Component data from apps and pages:
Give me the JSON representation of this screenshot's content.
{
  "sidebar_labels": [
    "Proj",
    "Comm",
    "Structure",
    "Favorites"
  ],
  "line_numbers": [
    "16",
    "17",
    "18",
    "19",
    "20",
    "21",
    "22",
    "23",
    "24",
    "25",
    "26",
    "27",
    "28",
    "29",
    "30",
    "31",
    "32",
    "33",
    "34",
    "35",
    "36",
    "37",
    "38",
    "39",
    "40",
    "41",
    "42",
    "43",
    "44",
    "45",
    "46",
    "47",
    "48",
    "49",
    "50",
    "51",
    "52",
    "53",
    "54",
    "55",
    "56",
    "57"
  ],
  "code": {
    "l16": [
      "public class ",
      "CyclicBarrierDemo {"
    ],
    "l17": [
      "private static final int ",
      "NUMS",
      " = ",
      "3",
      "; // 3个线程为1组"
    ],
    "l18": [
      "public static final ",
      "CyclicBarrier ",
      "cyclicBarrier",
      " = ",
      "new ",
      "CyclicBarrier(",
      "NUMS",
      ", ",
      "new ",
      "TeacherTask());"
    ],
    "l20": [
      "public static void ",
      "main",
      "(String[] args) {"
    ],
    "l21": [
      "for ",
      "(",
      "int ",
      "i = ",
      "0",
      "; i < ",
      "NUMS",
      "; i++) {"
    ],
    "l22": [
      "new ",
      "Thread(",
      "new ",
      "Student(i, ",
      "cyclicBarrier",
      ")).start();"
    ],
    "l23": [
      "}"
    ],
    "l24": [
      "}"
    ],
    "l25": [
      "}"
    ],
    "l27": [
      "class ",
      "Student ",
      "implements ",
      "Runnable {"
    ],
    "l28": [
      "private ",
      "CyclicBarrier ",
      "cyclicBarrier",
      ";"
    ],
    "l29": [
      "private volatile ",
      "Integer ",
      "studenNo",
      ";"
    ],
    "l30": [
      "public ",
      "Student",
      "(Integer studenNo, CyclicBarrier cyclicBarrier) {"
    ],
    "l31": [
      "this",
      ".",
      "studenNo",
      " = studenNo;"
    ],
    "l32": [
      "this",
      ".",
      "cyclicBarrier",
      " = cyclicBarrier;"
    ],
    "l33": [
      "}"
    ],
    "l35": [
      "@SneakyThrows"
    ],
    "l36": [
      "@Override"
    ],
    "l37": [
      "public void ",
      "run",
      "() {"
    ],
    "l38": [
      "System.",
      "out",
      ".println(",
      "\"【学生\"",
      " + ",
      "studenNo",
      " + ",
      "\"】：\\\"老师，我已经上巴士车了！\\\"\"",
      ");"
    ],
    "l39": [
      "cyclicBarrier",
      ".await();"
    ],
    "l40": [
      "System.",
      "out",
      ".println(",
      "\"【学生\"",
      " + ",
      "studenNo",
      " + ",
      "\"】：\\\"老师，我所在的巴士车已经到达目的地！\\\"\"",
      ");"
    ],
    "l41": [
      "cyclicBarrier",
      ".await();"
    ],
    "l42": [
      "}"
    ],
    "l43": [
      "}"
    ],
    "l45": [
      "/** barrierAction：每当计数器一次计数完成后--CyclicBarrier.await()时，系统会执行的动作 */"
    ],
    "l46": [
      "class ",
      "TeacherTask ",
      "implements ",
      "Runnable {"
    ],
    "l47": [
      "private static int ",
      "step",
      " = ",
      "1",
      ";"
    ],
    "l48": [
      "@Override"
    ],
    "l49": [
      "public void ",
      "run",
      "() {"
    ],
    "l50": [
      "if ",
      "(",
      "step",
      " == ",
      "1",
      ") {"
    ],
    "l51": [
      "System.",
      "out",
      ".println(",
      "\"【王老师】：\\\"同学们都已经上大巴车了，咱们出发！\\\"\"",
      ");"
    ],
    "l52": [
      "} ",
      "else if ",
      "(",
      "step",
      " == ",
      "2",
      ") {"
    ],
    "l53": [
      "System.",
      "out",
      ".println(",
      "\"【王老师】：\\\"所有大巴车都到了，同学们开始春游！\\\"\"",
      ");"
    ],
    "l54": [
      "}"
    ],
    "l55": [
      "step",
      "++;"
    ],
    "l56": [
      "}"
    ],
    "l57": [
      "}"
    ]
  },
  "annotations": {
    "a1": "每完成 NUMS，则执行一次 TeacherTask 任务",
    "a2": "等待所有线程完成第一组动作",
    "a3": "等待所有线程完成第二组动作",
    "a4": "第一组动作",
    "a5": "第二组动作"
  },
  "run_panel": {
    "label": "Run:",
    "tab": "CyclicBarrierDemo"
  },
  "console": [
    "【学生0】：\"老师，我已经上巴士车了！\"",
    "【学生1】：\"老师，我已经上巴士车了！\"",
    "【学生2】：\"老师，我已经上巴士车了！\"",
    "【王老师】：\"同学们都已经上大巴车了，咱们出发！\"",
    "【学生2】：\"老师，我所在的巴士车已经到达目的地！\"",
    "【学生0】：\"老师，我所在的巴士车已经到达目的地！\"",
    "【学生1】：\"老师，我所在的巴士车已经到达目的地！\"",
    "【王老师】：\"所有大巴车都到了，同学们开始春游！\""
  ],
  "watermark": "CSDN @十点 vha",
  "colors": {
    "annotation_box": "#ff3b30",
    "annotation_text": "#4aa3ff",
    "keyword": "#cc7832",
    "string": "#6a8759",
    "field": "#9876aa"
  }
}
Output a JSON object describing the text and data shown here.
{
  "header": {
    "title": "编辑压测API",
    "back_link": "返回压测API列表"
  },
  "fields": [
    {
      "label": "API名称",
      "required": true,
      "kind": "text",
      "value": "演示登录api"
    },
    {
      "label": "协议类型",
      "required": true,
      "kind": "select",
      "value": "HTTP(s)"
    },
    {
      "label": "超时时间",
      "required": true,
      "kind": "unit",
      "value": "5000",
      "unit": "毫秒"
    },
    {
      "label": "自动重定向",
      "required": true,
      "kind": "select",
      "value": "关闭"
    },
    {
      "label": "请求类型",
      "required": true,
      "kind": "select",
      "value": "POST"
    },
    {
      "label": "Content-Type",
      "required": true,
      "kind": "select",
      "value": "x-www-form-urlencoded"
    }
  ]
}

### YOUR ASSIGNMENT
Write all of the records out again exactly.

### FINISHED TASK
Give me the JSON representation of this screenshot's content.
{
  "sidebar_labels": [
    "Proj",
    "Comm",
    "Structure",
    "Favorites"
  ],
  "line_numbers": [
    "16",
    "17",
    "18",
    "19",
    "20",
    "21",
    "22",
    "23",
    "24",
    "25",
    "26",
    "27",
    "28",
    "29",
    "30",
    "31",
    "32",
    "33",
    "34",
    "35",
    "36",
    "37",
    "38",
    "39",
    "40",
    "41",
    "42",
    "43",
    "44",
    "45",
    "46",
    "47",
    "48",
    "49",
    "50",
    "51",
    "52",
    "53",
    "54",
    "55",
    "56",
    "57"
  ],
  "code": {
    "l16": [
      "public class ",
      "CyclicBarrierDemo {"
    ],
    "l17": [
      "private static final int ",
      "NUMS",
      " = ",
      "3",
      "; // 3个线程为1组"
    ],
    "l18": [
      "public static final ",
      "CyclicBarrier ",
      "cyclicBarrier",
      " = ",
      "new ",
      "CyclicBarrier(",
      "NUMS",
      ", ",
      "new ",
      "TeacherTask());"
    ],
    "l20": [
      "public static void ",
      "main",
      "(String[] args) {"
    ],
    "l21": [
      "for ",
      "(",
      "int ",
      "i = ",
      "0",
      "; i < ",
      "NUMS",
      "; i++) {"
    ],
    "l22": [
      "new ",
      "Thread(",
      "new ",
      "Student(i, ",
      "cyclicBarrier",
      ")).start();"
    ],
    "l23": [
      "}"
    ],
    "l24": [
      "}"
    ],
    "l25": [
      "}"
    ],
    "l27": [
      "class ",
      "Student ",
      "implements ",
      "Runnable {"
    ],
    "l28": [
      "private ",
      "CyclicBarrier ",
      "cyclicBarrier",
      ";"
    ],
    "l29": [
      "private volatile ",
      "Integer ",
      "studenNo",
      ";"
    ],
    "l30": [
      "public ",
      "Student",
      "(Integer studenNo, CyclicBarrier cyclicBarrier) {"
    ],
    "l31": [
      "this",
      ".",
      "studenNo",
      " = studenNo;"
    ],
    "l32": [
      "this",
      ".",
      "cyclicBarrier",
      " = cyclicBarrier;"
    ],
    "l33": [
      "}"
    ],
    "l35": [
      "@SneakyThrows"
    ],
    "l36": [
      "@Override"
    ],
    "l37": [
      "public void ",
      "run",
      "() {"
    ],
    "l38": [
      "System.",
      "out",
      ".println(",
      "\"【学生\"",
      " + ",
      "studenNo",
      " + ",
      "\"】：\\\"老师，我已经上巴士车了！\\\"\"",
      ");"
    ],
    "l39": [
      "cyclicBarrier",
      ".await();"
    ],
    "l40": [
      "System.",
      "out",
      ".println(",
      "\"【学生\"",
      " + ",
      "studenNo",
      " + ",
      "\"】：\\\"老师，我所在的巴士车已经到达目的地！\\\"\"",
      ");"
    ],
    "l41": [
      "cyclicBarrier",
      ".await();"
    ],
    "l42": [
      "}"
    ],
    "l43": [
      "}"
    ],
    "l45": [
      "/** barrierAction：每当计数器一次计数完成后--CyclicBarrier.await()时，系统会执行的动作 */"
    ],
    "l46": [
      "class ",
      "TeacherTask ",
      "implements ",
      "Runnable {"
    ],
    "l47": [
      "private static int ",
      "step",
      " = ",
      "1",
      ";"
    ],
    "l48": [
      "@Override"
    ],
    "l49": [
      "public void ",
      "run",
      "() {"
    ],
    "l50": [
      "if ",
      "(",
      "step",
      " == ",
      "1",
      ") {"
    ],
    "l51": [
      "System.",
      "out",
      ".println(",
      "\"【王老师】：\\\"同学们都已经上大巴车了，咱们出发！\\\"\"",
      ");"
    ],
    "l52": [
      "} ",
      "else if ",
      "(",
      "step",
      " == ",
      "2",
      ") {"
    ],
    "l53": [
      "System.",
      "out",
      ".println(",
      "\"【王老师】：\\\"所有大巴车都到了，同学们开始春游！\\\"\"",
      ");"
    ],
    "l54": [
      "}"
    ],
    "l55": [
      "step",
      "++;"
    ],
    "l56": [
      "}"
    ],
    "l57": [
      "}"
    ]
  },
  "annotations": {
    "a1": "每完成 NUMS，则执行一次 TeacherTask 任务",
    "a2": "等待所有线程完成第一组动作",
    "a3": "等待所有线程完成第二组动作",
    "a4": "第一组动作",
    "a5": "第二组动作"
  },
  "run_panel": {
    "label": "Run:",
    "tab": "CyclicBarrierDemo"
  },
  "console": [
    "【学生0】：\"老师，我已经上巴士车了！\"",
    "【学生1】：\"老师，我已经上巴士车了！\"",
    "【学生2】：\"老师，我已经上巴士车了！\"",
    "【王老师】：\"同学们都已经上大巴车了，咱们出发！\"",
    "【学生2】：\"老师，我所在的巴士车已经到达目的地！\"",
    "【学生0】：\"老师，我所在的巴士车已经到达目的地！\"",
    "【学生1】：\"老师，我所在的巴士车已经到达目的地！\"",
    "【王老师】：\"所有大巴车都到了，同学们开始春游！\""
  ],
  "watermark": "CSDN @十点 vha",
  "colors": {
    "annotation_box": "#ff3b30",
    "annotation_text": "#4aa3ff",
    "keyword": "#cc7832",
    "string": "#6a8759",
    "field": "#9876aa"
  }
}
Output a JSON object describing the text and data shown here.
{
  "header": {
    "title": "编辑压测API",
    "back_link": "返回压测API列表"
  },
  "fields": [
    {
      "label": "API名称",
      "required": true,
      "kind": "text",
      "value": "演示登录api"
    },
    {
      "label": "协议类型",
      "required": true,
      "kind": "select",
      "value": "HTTP(s)"
    },
    {
      "label": "超时时间",
      "required": true,
      "kind": "unit",
      "value": "5000",
      "unit": "毫秒"
    },
    {
      "label": "自动重定向",
      "required": true,
      "kind": "select",
      "value": "关闭"
    },
    {
      "label": "请求类型",
      "required": true,
      "kind": "select",
      "value": "POST"
    },
    {
      "label": "Content-Type",
      "required": true,
      "kind": "select",
      "value": "x-www-form-urlencoded"
    }
  ]
}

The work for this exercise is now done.